The nottuswara sahityas are a body of compositions based on western original melodies and Sanskrit text. The melodies that feature in this genre, which are largely of Irish, Scottish origin, are entirely Western in terms of melodic content and approach. Some English songs are based on the nottuswara tunes.
Mostly Sanskrit and a few in Telugu. He has also composed Manipravalakritis, which is a mixture of two or more languages.
Signature or Mudra:
His signature or mudra is Guruguha, which is another name for Lord Subramanya.
Being a widely travelled man, he composed several songs in many Hindustani ragas. His songs are normally slow in tempo and bring out the depth and beauty of the raga using ornamentation (gamakas). He also used what is known as Madhyamakala (medium tempo) Sahitya very effectively in his compositions.
He was a much-travelled man and this is reflected in his compositions. Most of them contain descriptions about famous temples and their chief deities. There are also several others based on Vedas, Upanishads, Tantra, etc.

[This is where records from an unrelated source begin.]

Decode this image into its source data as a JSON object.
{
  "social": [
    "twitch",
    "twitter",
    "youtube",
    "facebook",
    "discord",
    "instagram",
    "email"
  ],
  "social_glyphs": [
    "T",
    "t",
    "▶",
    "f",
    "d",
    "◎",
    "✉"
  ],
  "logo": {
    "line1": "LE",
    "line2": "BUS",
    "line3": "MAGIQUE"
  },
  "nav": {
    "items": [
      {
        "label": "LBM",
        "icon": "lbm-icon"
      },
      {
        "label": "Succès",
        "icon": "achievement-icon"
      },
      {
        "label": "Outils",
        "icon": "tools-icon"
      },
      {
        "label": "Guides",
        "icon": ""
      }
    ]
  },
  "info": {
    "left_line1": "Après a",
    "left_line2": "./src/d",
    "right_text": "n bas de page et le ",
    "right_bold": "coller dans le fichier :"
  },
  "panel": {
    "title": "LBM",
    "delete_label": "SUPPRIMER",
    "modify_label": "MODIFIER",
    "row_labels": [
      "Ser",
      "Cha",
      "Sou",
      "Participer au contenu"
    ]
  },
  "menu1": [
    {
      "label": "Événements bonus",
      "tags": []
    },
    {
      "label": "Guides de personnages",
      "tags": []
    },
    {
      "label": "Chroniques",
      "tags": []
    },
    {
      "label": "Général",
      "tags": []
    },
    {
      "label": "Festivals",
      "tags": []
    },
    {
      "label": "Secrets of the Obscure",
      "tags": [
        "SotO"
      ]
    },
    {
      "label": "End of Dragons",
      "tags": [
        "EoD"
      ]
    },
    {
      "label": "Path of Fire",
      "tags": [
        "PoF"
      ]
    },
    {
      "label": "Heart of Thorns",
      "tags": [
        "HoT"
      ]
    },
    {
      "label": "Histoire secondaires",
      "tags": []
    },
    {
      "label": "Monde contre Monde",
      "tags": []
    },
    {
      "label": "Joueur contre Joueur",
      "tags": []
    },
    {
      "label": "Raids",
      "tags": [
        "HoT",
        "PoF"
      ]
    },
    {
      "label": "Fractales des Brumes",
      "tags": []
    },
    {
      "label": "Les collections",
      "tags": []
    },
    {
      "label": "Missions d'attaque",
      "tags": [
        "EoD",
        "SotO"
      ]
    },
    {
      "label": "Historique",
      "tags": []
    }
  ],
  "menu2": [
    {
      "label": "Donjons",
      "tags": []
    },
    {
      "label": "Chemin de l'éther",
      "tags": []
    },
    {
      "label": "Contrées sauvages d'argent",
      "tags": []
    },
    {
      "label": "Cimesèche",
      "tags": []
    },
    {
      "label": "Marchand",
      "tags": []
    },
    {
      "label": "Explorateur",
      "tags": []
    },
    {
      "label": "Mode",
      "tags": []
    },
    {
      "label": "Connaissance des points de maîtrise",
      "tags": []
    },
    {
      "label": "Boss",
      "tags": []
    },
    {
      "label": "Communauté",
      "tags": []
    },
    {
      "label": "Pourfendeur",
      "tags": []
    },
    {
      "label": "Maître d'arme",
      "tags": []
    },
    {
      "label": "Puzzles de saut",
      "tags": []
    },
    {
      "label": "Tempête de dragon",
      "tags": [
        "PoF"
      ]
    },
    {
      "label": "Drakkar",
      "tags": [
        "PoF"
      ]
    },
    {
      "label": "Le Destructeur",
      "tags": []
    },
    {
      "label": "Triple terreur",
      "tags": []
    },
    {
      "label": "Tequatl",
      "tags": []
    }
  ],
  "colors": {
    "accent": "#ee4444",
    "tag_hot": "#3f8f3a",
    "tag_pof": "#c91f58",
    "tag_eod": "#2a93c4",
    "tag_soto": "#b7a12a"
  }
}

The year was 1834. In the month of Aswija, on the Chaturdashi preceding Deepavali,, Dikshitar felt his end was nearing. After yogic practices, he performed Navavarna pooja to the Devi (Godess) and sang Ehi Annapoorne. After the pooja Dikshithar moved on to the hall. He told his disciples to sing kritis on Devi. They began singing Meenakshi me mudam dehi in raga Gamakakriya. Even as they were singing the sahitya of the anupallavi Meena lochani Pasha mochani, he cast off his mortal coils.